Sometimes, however, the tubes don't join completely. Instead, each one develops into a separate structure. A double uterus may have one opening (cervix) into one vagina, or each uterine cavity may have a cervix. In many cases, a thin wall of tissue runs down the length of the vagina, dividing it into two separate openings.
Women who have a double uterus often have successful pregnancies. But the condition can increase the risk of miscarriage or premature birth.
It's not clear why some fetuses develop a double uterus and others don't. A genetic component may be a factor because this rare condition sometimes runs in families.
A double uterus often causes no symptoms. The condition may be discovered during a regular pelvic exam or during imaging tests to determine the cause of repeated miscarriages.
Women who have a double vagina along with a double uterus may initially consult a health care provider for menstrual bleeding that isn't stopped by a tampon. In these situations, the woman has placed a tampon in one vagina, but blood is still escaping from the second uterus and vagina.

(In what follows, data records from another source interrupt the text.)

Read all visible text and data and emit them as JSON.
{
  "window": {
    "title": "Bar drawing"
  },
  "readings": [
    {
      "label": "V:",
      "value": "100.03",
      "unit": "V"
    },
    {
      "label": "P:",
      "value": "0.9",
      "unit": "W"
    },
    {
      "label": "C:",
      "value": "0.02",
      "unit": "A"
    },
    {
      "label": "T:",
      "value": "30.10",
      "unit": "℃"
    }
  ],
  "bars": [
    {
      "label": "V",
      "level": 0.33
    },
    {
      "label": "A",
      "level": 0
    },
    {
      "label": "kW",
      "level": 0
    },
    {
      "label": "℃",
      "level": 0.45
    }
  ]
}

Seek medical advice if you have a menstrual flow despite the insertion of a tampon, or if you have severe pain with menstruation or experience repeated miscarriages.

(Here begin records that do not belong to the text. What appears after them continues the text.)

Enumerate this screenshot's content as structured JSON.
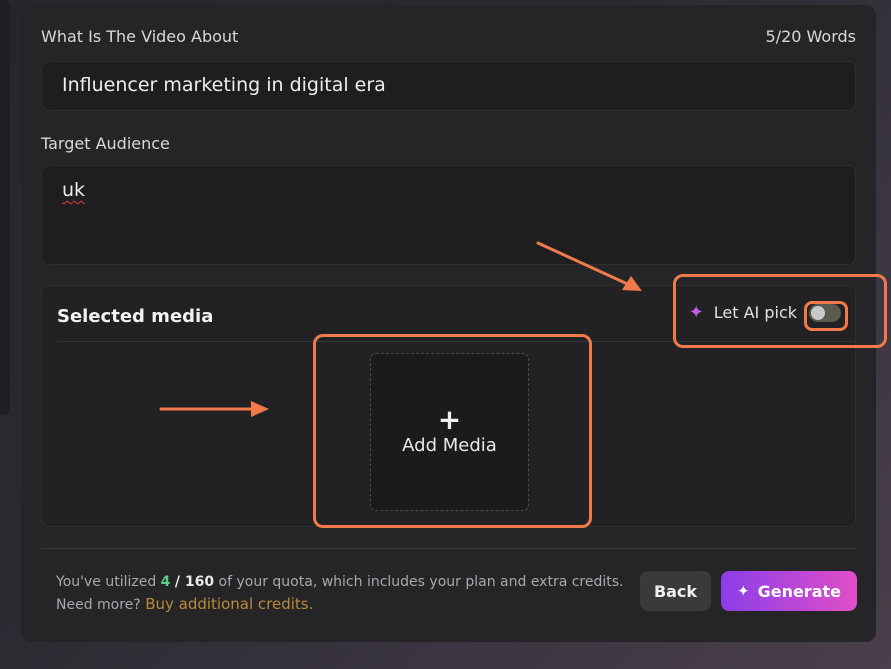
{
  "form": {
    "topic_label": "What Is The Video About",
    "word_count": "5/20 Words",
    "topic_value": "Influencer marketing in digital era",
    "audience_label": "Target Audience",
    "audience_value": "uk"
  },
  "media": {
    "title": "Selected media",
    "ai_pick_label": "Let AI pick",
    "ai_pick_enabled": false,
    "add_media_label": "Add Media",
    "sparkle_icon": "sparkle-icon",
    "plus_icon": "plus-icon"
  },
  "footer": {
    "quota_prefix": "You've utilized",
    "quota_used": "4",
    "quota_total": "/ 160",
    "quota_suffix": "of your quota, which includes your plan and extra credits.",
    "need_more": "Need more?",
    "buy_link": "Buy additional credits.",
    "back_label": "Back",
    "generate_label": "Generate"
  },
  "colors": {
    "accent_orange": "#f07a4a",
    "generate_start": "#8b3ee8",
    "generate_end": "#e04ec8",
    "quota_used": "#5fd08a",
    "link": "#b98a3a"
  }
}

Many women with a double uterus have normal sex lives, pregnancies and deliveries. But sometimes a double uterus and other abnormalities of uterine development are associated with:
A double uterus may be diagnosed during a routine pelvic exam when your health care provider observes a double cervix or feels an abnormally shaped uterus. If your health care provider suspects an abnormality, he or she may recommend any of the following tests:

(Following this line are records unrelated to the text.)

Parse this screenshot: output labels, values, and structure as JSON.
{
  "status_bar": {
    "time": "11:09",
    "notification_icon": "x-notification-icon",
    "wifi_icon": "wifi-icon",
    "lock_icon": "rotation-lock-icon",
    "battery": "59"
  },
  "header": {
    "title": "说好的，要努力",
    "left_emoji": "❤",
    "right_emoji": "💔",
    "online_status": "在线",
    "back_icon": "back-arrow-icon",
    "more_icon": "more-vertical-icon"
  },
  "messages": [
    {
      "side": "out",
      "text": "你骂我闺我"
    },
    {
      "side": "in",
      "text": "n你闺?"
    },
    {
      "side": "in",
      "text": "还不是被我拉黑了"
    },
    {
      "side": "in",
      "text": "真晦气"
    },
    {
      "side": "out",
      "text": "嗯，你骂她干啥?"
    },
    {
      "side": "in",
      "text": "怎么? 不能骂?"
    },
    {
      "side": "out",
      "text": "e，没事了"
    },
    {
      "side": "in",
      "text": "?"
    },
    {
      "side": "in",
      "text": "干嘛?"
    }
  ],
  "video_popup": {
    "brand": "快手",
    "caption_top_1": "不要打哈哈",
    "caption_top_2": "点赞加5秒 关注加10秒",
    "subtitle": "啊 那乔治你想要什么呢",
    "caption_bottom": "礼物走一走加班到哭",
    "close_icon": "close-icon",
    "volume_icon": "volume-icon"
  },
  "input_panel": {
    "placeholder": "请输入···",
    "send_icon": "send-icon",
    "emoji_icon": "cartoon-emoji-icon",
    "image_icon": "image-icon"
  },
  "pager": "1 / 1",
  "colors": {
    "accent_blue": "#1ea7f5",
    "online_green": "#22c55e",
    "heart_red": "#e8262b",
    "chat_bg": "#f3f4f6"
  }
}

If you have a double uterus but you don't have signs or symptoms, treatment is rarely needed. Surgery to unite a double uterus is rarely done — although surgery may help you sustain a pregnancy if you have a partial division within your uterus and no other medical explanation for a previous pregnancy loss.
If you have a double vagina in addition to a double uterus, you might be a candidate for an operation that would remove the wall of tissue separating the two vaginas. This can make childbirth a little easier.